Some may argue that the function of payroll is an internal matter, and that the less outside involvement there is in a business, the better. Nigel Bird, managing director of PayDay Software Systems, believes there is merit in outsourcing increasingly intricate payroll duties to a specialist.
“Outsourcing your payroll enables management to focus on the core competencies of the business,” says Bird. “Small business owners should be free to hone in on what is important, like growing the business, and not have to worry about payroll every month.”
By outsourcing payroll, businesses can save money in terms of labour costs, staff training, office space, and the necessary IT equipment and software. Legal matters pertaining to labour can also be handled by an external service provider. “From a safety and security point of view, keeping payroll information off business premises is better as it contains confidential information such as staff salaries, ID numbers, and addresses,” Bird says.
Experts will tell you that there is no definite benchmark at which a company or small business should start considering the outsourcing route. Bird explains, “Scalability of outsourcing versus what the client wants to achieve is often the deciding factor. But outsourcing has two tiers, complete or partial outsourcing.”
Complete outsourcing is where the entire payroll from processing of input, employee automated clearing bureau (ACB) payment generation, third party vendor first line contact and payments, file integrations through to the financial system, payslip generation, IRP5 generation and report generation is handled.
Partial outsourcing involves having portions of the process handled externally such as input and report generation only.
There are a number of things that can go wrong when a business does its own payroll, and the legal and financial implications can be crippling for any business. The South African Revenue Service (SARS) is continually changing tax legislation and employers are expected to stay abreast of these changes.
Bird explains that 2010 was the first year that all businesses in the country were required to do bi-annual tax submissions in February and August, instead of one big submission in February. “The Payroll Authors Group [PAG] and the South African Payroll Association [SAPA] work together with SARS and legislation now dictates that all payroll companies will have to supply a file extract twice a year, as well as monthly UIF [Unemployment Insurance Fund] extracts.”
Lack of legislative and legal adherence relative to both human capital and payroll compliances can have severe implications and penalties. There is of course also the challenge of whether the business even has the skills to do payroll monthly.
The usual problems when dealing with any IT infrastructure are also an everyday danger and problems such as computer crashes, missing data files, incorrect backups and computer viruses, can occur.
Using a reputable payroll company is as important as buying into a reputable franchise.
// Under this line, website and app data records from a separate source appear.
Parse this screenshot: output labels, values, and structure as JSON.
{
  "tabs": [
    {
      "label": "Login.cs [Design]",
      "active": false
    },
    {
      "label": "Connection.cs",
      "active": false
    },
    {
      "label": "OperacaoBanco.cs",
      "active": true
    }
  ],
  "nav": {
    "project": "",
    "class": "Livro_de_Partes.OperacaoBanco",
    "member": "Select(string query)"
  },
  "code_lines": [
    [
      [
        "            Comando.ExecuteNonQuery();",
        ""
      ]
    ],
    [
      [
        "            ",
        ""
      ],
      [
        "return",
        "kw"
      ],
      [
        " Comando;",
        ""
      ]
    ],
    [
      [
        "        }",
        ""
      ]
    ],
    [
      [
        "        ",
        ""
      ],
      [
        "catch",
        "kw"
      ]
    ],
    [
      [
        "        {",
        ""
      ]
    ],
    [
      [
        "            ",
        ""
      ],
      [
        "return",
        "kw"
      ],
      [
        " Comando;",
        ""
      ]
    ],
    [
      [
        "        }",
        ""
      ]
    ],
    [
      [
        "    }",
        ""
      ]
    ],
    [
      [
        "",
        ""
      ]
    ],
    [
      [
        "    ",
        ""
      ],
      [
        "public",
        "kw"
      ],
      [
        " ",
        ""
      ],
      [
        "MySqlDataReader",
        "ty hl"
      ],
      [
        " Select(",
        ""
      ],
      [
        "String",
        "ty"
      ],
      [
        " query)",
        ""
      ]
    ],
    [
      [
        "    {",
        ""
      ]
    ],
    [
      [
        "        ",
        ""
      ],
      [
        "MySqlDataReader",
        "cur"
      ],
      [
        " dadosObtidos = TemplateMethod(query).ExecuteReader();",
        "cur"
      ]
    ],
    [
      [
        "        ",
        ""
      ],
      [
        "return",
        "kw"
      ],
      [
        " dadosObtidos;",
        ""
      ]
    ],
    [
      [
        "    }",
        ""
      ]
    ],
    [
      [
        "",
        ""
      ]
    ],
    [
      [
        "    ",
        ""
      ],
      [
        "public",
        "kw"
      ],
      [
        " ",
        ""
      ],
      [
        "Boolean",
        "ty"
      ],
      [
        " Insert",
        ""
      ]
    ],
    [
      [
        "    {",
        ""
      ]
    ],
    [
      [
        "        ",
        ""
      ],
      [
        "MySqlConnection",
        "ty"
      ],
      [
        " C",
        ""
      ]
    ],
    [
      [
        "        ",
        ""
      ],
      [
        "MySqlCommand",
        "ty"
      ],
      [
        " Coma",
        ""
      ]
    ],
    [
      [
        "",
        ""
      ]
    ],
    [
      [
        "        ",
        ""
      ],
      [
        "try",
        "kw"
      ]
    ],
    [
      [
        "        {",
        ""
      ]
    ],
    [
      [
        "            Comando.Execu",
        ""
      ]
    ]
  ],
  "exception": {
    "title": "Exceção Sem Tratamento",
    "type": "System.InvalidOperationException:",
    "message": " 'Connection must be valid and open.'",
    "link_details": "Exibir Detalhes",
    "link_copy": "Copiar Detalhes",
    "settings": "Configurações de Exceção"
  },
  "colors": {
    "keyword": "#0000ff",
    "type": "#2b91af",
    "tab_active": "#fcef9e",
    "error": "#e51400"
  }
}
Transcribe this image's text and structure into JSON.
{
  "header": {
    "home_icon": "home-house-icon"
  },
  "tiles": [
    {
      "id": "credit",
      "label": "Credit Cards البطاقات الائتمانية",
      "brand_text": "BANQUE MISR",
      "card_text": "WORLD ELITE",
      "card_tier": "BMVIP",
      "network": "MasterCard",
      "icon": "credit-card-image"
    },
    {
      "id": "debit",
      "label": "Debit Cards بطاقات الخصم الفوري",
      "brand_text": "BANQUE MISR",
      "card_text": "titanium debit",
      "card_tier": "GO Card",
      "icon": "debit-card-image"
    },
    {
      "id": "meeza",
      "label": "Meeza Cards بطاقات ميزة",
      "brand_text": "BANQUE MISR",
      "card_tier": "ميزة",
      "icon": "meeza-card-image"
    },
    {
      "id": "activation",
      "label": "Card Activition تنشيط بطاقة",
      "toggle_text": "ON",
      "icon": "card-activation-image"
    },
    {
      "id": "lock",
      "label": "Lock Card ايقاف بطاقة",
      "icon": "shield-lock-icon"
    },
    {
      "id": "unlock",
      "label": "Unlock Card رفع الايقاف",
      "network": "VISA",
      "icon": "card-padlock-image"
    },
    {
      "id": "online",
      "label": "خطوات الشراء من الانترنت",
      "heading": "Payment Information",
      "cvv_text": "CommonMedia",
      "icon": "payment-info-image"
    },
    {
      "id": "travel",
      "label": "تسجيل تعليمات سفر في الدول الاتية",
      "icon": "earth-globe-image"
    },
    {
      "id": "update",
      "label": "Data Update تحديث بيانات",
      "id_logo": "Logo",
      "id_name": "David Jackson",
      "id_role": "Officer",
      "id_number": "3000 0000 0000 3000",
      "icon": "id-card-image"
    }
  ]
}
As always, the threat of fly-by-night payroll companies is there, but this can be counteracted with good old-fashioned research.
Although SAPA is not a legislative body, it does represent the interests of payroll companies in the country and would be able to advise on a suitable and reputable payroll company.
Bird says, “Working with a reputable firm is extremely important. PayDay works with over 3 500 private companies and 46% of all local government use our software. Our 21 years of experience speaks for itself.”
The cost to outsource payroll can vary greatly depending on the level of service required. Costs can range from R40 upwards per person per month and will depend on whether the outsourcing is partial or complete. “When requesting the service provider to provide a complete turnkey solution, the costing will naturally escalate.”
Companies thinking of going the outsource route need to ask themselves whether the cost is justified for the type of business they are running, and whether it will influence productivity levels. The business owner also needs to ensure the payroll service provider has a proven track record and that support structures are in place to provide adequate service.
Bird highlights that although a company may outsource their payroll, if their Pay-As-You-Earn (PAYE), or UIF, or Skills Levy is not paid over to SARS by the payroll service provider, the company is still legally liable for the penalty.
Bird feels that it is advisable for the business to draft a separate contract with the payroll company. This contract should contain what penalties will be passed on to the payroll service provider should they fail to timeously transfer or submit payments or documents to SARS on behalf of the business.